        2. The medical marijuana movement
  8. Cultural anthropology and ethnographic studies of cannabis cultures
    1. Early shamanistic evidence of cannabis use
    2. Cannabis in indigenous North American cultures
    3. Use of cannabis in Mexico
    4. Use of cannabis in India
  9. Linguistic anthropology and cannabis culture
    1. Etymology of cannabis
    2. Biblical representations of cannabis
    3. Descriptive language and power
  10. Cannabis culture in the US
    1. Early 20th century attitudes
    2. Middle and late 20th century attitudes
  11. Cannabis culture in Latin America and the Caribbean
    1. External forces
      1. Colonialism
      2. Slavery
      3. Trans-Atlantic trade routes
      4. Tourism and "Otherness"
    2. Case studies
      1. Jamaica
      2. Suriname and Guyana: the Indian dimension
      3. Mexico
      4. Columbia
  12. Cannabis culture in Europe
    1. The UK
    2. The Netherlands
  13. Cannabis culture in Africa
    1. European and American demand
    2. Normal trade channels at war (Afghanistan/Lebanon)
    3. Case studies
      1. Morocco
      2. South Africa
VI. INSTRUCTIONAL METHODOLOGY
  1. Assignments
    1. In-class activity: Instructor-led small and large group discussions on assigned readings.
    2. In-class activity: Instructor-led media activity (for example: a video, a meme, or other media artifact) that students analyze using one or more of the theories discussed in class.
    3. Out-of-class assignment: Weekly readings of text, journals, and online articles on topics such as Biblical representations of cannabis and the archaeological record of cannabis trade routes.
    4. Out-of-class assignment: Reaction papers on readings or video material presented in class on topics such as applying the biocultural perspective to current anthropological research questions that address cannabis use and users.
    5. Out-of-class assignment: Research project on topics such as the diverse impacts and "daily life" experiences of cannabis users, providers, activists, entrepreneurs, families and others or examining and explaining different methodological techniques for studying cannabis through an anthropological lens.
  2. Evaluation
    1. Written work: Reaction papers on readings or video material presented in class on applying the biocultural perspective to current anthropological research questions, identifying methodological techniques, and applying anthropological concepts to diverse impacts and experiences.

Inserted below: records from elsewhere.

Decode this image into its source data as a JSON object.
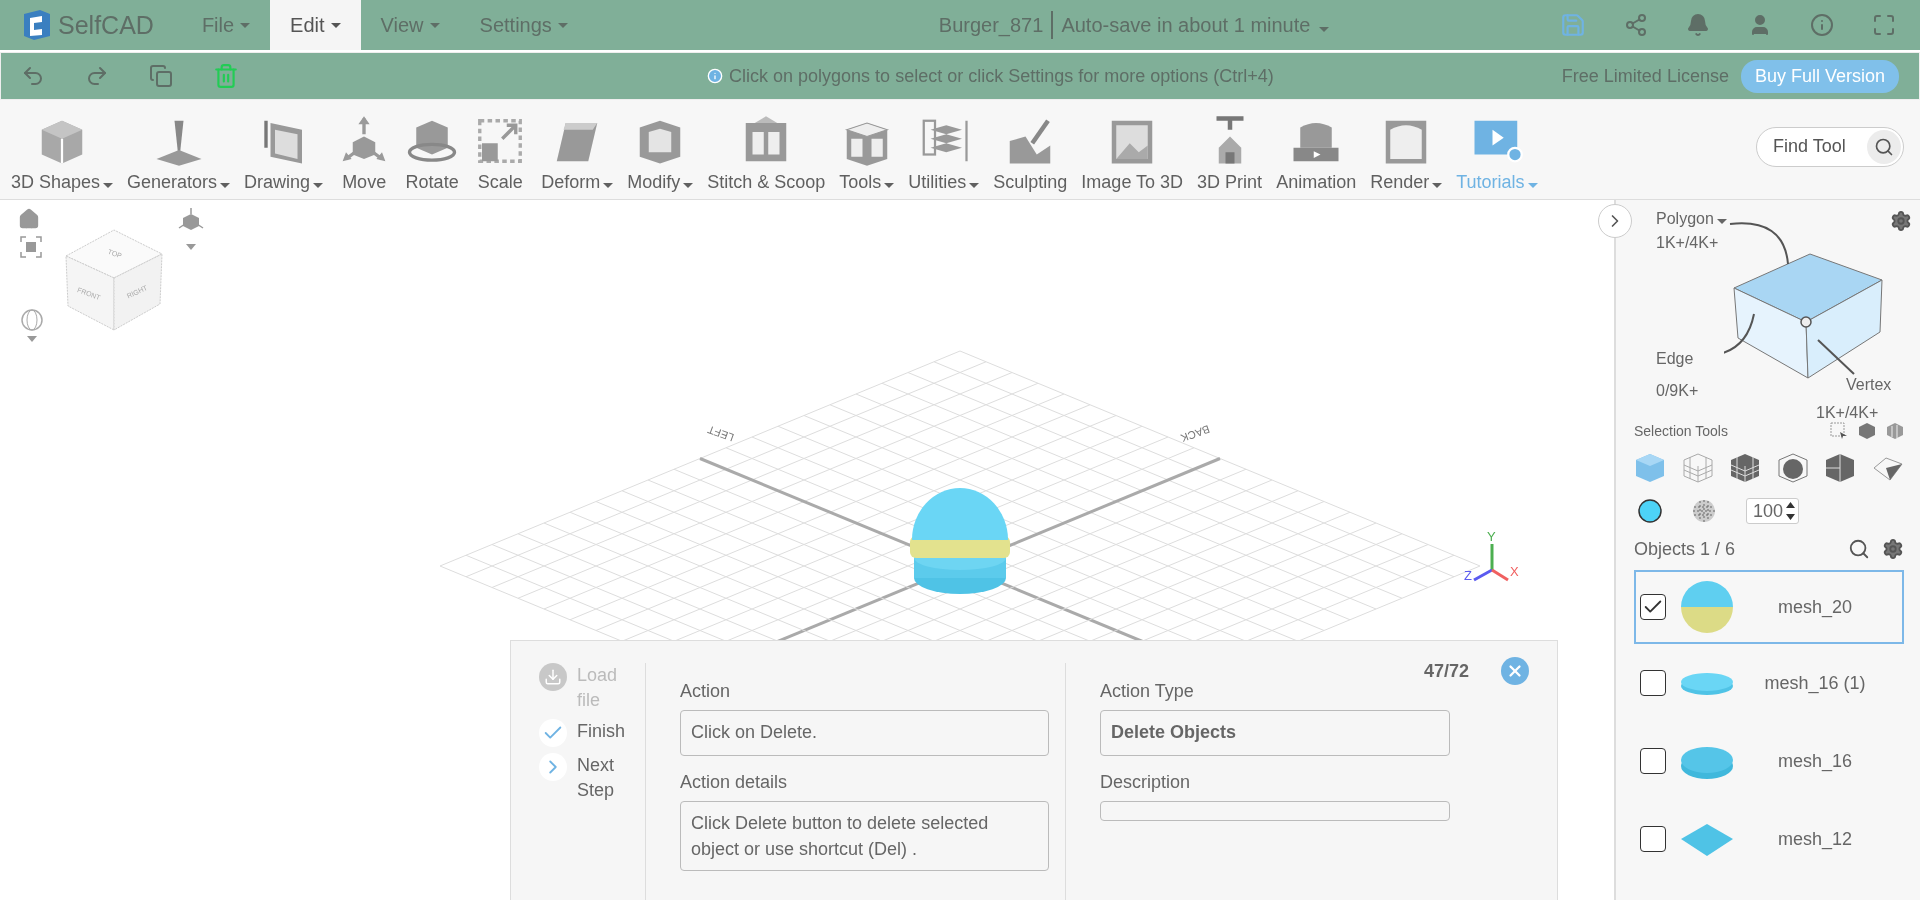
{
  "menubar": {
    "logo": "SelfCAD",
    "menus": [
      {
        "label": "File",
        "selected": false
      },
      {
        "label": "Edit",
        "selected": true
      },
      {
        "label": "View",
        "selected": false
      },
      {
        "label": "Settings",
        "selected": false
      }
    ],
    "project": "Burger_871",
    "autosave": "Auto-save in about 1 minute"
  },
  "actionbar": {
    "hint": "Click on polygons to select or click Settings for more options (Ctrl+4)",
    "license": "Free Limited License",
    "buy": "Buy Full Version"
  },
  "tools": [
    {
      "label": "3D Shapes",
      "dropdown": true,
      "kind": "tool"
    },
    {
      "label": "Generators",
      "dropdown": true,
      "kind": "tool"
    },
    {
      "label": "Drawing",
      "dropdown": true,
      "kind": "tool"
    },
    {
      "label": "Move",
      "dropdown": false,
      "kind": "tool"
    },
    {
      "label": "Rotate",
      "dropdown": false,
      "kind": "tool"
    },
    {
      "label": "Scale",
      "dropdown": false,
      "kind": "tool"
    },
    {
      "label": "Deform",
      "dropdown": true,
      "kind": "tool"
    },
    {
      "label": "Modify",
      "dropdown": true,
      "kind": "tool"
    },
    {
      "label": "Stitch & Scoop",
      "dropdown": false,
      "kind": "tool"
    },
    {
      "label": "Tools",
      "dropdown": true,
      "kind": "tool"
    },
    {
      "label": "Utilities",
      "dropdown": true,
      "kind": "tool"
    },
    {
      "label": "Sculpting",
      "dropdown": false,
      "kind": "tool"
    },
    {
      "label": "Image To 3D",
      "dropdown": false,
      "kind": "tool"
    },
    {
      "label": "3D Print",
      "dropdown": false,
      "kind": "tool"
    },
    {
      "label": "Animation",
      "dropdown": false,
      "kind": "tool"
    },
    {
      "label": "Render",
      "dropdown": true,
      "kind": "tool"
    },
    {
      "label": "Tutorials",
      "dropdown": true,
      "kind": "link"
    }
  ],
  "find_tool": {
    "placeholder": "Find Tool"
  },
  "view_cube": {
    "faces": [
      "TOP",
      "FRONT",
      "RIGHT"
    ]
  },
  "scene": {
    "grid_labels": [
      "LEFT",
      "BACK"
    ],
    "axes": [
      {
        "label": "Y",
        "color": "#4caf50"
      },
      {
        "label": "Z",
        "color": "#5b5bf0"
      },
      {
        "label": "X",
        "color": "#f06060"
      }
    ]
  },
  "panel": {
    "mode": "Polygon",
    "mode_count": "1K+/4K+",
    "edge": "Edge",
    "edge_count": "0/9K+",
    "vertex": "Vertex",
    "vertex_count": "1K+/4K+",
    "selection_tools": "Selection Tools",
    "opacity": "100",
    "objects_heading": "Objects 1 / 6",
    "objects": [
      {
        "name": "mesh_20",
        "checked": true,
        "selected": true,
        "kind": "sphere"
      },
      {
        "name": "mesh_16 (1)",
        "checked": false,
        "selected": false,
        "kind": "flat"
      },
      {
        "name": "mesh_16",
        "checked": false,
        "selected": false,
        "kind": "disc"
      },
      {
        "name": "mesh_12",
        "checked": false,
        "selected": false,
        "kind": "diamond"
      }
    ]
  },
  "dialog": {
    "steps": [
      {
        "label": "Load file",
        "disabled": true,
        "kind": "load"
      },
      {
        "label": "Finish",
        "disabled": false,
        "kind": "finish"
      },
      {
        "label": "Next Step",
        "disabled": false,
        "kind": "next"
      }
    ],
    "counter": "47/72",
    "action_label": "Action",
    "action": "Click on Delete.",
    "details_label": "Action details",
    "details": "Click Delete button to delete selected object or use shortcut  (Del) .",
    "type_label": "Action Type",
    "type": "Delete Objects",
    "description_label": "Description"
  }
}
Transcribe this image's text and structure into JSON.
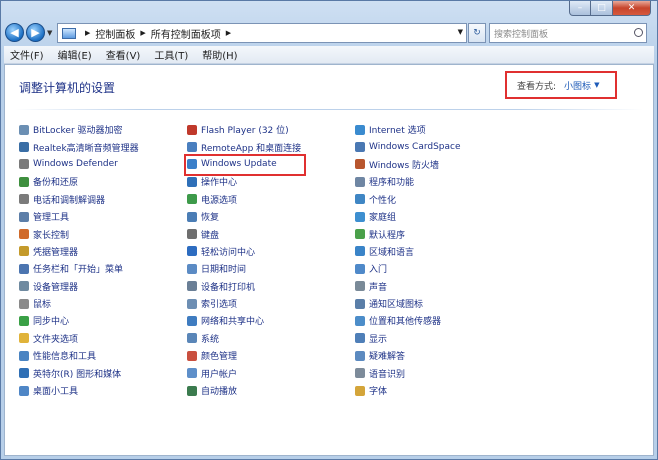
{
  "window": {
    "caption": {
      "minimize": "–",
      "maximize": "□",
      "close": "✕"
    }
  },
  "address_bar": {
    "crumbs": [
      "控制面板",
      "所有控制面板项"
    ],
    "search_placeholder": "搜索控制面板"
  },
  "menu": [
    "文件(F)",
    "编辑(E)",
    "查看(V)",
    "工具(T)",
    "帮助(H)"
  ],
  "page": {
    "title": "调整计算机的设置",
    "view_by_label": "查看方式:",
    "view_by_value": "小图标"
  },
  "columns": [
    [
      {
        "label": "BitLocker 驱动器加密",
        "color": "#6b8fb3"
      },
      {
        "label": "Realtek高清晰音频管理器",
        "color": "#3a6ea5"
      },
      {
        "label": "Windows Defender",
        "color": "#7a7a7a"
      },
      {
        "label": "备份和还原",
        "color": "#3e8f3e"
      },
      {
        "label": "电话和调制解调器",
        "color": "#7b7b7b"
      },
      {
        "label": "管理工具",
        "color": "#5c7ea8"
      },
      {
        "label": "家长控制",
        "color": "#d06a2a"
      },
      {
        "label": "凭据管理器",
        "color": "#c49a2b"
      },
      {
        "label": "任务栏和「开始」菜单",
        "color": "#4c75b0"
      },
      {
        "label": "设备管理器",
        "color": "#6f8aa0"
      },
      {
        "label": "鼠标",
        "color": "#8a8a8a"
      },
      {
        "label": "同步中心",
        "color": "#3aa046"
      },
      {
        "label": "文件夹选项",
        "color": "#e0b33a"
      },
      {
        "label": "性能信息和工具",
        "color": "#4a84c2"
      },
      {
        "label": "英特尔(R) 图形和媒体",
        "color": "#2f6fb5"
      },
      {
        "label": "桌面小工具",
        "color": "#4f86c6"
      }
    ],
    [
      {
        "label": "Flash Player (32 位)",
        "color": "#c0392b"
      },
      {
        "label": "RemoteApp 和桌面连接",
        "color": "#4a7fbf"
      },
      {
        "label": "Windows Update",
        "color": "#3a7fc9"
      },
      {
        "label": "操作中心",
        "color": "#2e6fb8"
      },
      {
        "label": "电源选项",
        "color": "#3d9a4a"
      },
      {
        "label": "恢复",
        "color": "#4b7db5"
      },
      {
        "label": "键盘",
        "color": "#6e6e6e"
      },
      {
        "label": "轻松访问中心",
        "color": "#2d6cc0"
      },
      {
        "label": "日期和时间",
        "color": "#5b8bc4"
      },
      {
        "label": "设备和打印机",
        "color": "#6a7f96"
      },
      {
        "label": "索引选项",
        "color": "#6d8eb3"
      },
      {
        "label": "网络和共享中心",
        "color": "#3f7cc0"
      },
      {
        "label": "系统",
        "color": "#5a86b8"
      },
      {
        "label": "颜色管理",
        "color": "#c94f3f"
      },
      {
        "label": "用户帐户",
        "color": "#5e8fc9"
      },
      {
        "label": "自动播放",
        "color": "#3b7b4e"
      }
    ],
    [
      {
        "label": "Internet 选项",
        "color": "#3a8bcf"
      },
      {
        "label": "Windows CardSpace",
        "color": "#4a78b3"
      },
      {
        "label": "Windows 防火墙",
        "color": "#b8562e"
      },
      {
        "label": "程序和功能",
        "color": "#6f86a3"
      },
      {
        "label": "个性化",
        "color": "#3f86c4"
      },
      {
        "label": "家庭组",
        "color": "#3d8fd0"
      },
      {
        "label": "默认程序",
        "color": "#4aa04a"
      },
      {
        "label": "区域和语言",
        "color": "#3a84c8"
      },
      {
        "label": "入门",
        "color": "#4f89c9"
      },
      {
        "label": "声音",
        "color": "#7a8a98"
      },
      {
        "label": "通知区域图标",
        "color": "#5a7ea8"
      },
      {
        "label": "位置和其他传感器",
        "color": "#4c8dc9"
      },
      {
        "label": "显示",
        "color": "#4f7fb8"
      },
      {
        "label": "疑难解答",
        "color": "#5c8ac0"
      },
      {
        "label": "语音识别",
        "color": "#7d8b9a"
      },
      {
        "label": "字体",
        "color": "#d4a53a"
      }
    ]
  ]
}
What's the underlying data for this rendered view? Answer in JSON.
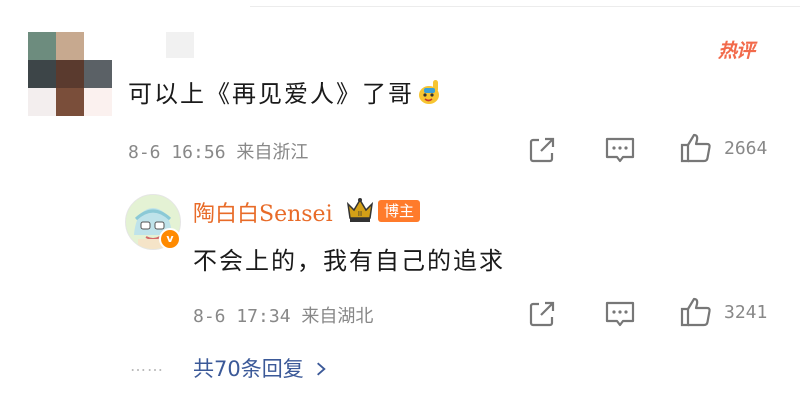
{
  "comment": {
    "text": "可以上《再见爱人》了哥",
    "emoji_icon": "raising-hand-emoji",
    "hot_label": "热评",
    "timestamp": "8-6 16:56",
    "location": "来自浙江",
    "likes": "2664"
  },
  "reply": {
    "author": "陶白白Sensei",
    "tag": "博主",
    "text": "不会上的，我有自己的追求",
    "timestamp": "8-6 17:34",
    "location": "来自湖北",
    "likes": "3241"
  },
  "thread": {
    "dots": "……",
    "more_label": "共70条回复"
  },
  "icons": {
    "share": "share-icon",
    "comment": "comment-icon",
    "like": "thumbs-up-icon"
  },
  "colors": {
    "accent_orange": "#e86b28",
    "hot_red": "#f26a4b",
    "link_blue": "#3b5998",
    "meta_gray": "#888888"
  }
}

    2. Exams/Quizzes/Tests: A minimum of one test using some combination of multiple-choice, short answer, and/or essay type questions focusing on the content outlined in the course.
    3. Research project: Research project on topics such as the diverse impacts and "daily life" experiences of cannabis users, providers, activists, entrepreneurs, and others or examining and explaining different methodological techniques for studying cannabis through an anthropological lens.
    4. Final Assessment: Final examination using some combination of multiple-choice, short answer, and/or essay type questions focusing on distinguishing the four traditional subfields of anthropology from one another as they relate to human cannabis use and users.
  3. Representative Textbooks and Other Instructional Materials
    1. Goodman, J., Sherratt, A., and Lovejoy, P. (eds.). 2014. Consuming Habits: Global and Historical Perspectives on How Cultures Define Drugs. Routledge.
    2. Golub, A. 2012. The Cultural/Subcultural Contexts of Marijuana Use at the Turn of the Twenty-First Century. Routledge.
    3. Rubin, Vera. 1975. Cannabis and Culture. De Gruyter Mouton.
    4. Website: Marijuana Smoking Rituals in Ancient Western China
    5. Website: Cannabis utilization and diffusion patterns in prehistoric Europe: a critical analysis of archaeological evidence
    6. Website: Phytochemical and genetic analyses of ancient cannabis from Central Asia
    7. Website: Mountain high: oldest clear signs of pot use
    8. Website: Ancient Cannabis 'Burial Shroud' Discovered in Desert Oasis
    9. Website: As marijuana goes mainstream, what’s happening to the way we talk about weed?
VII. TITLE 5 CLASSIFICATION
CREDIT/DEGREE APPLICABLE (meets all standards of Title 5. Section 55002(a))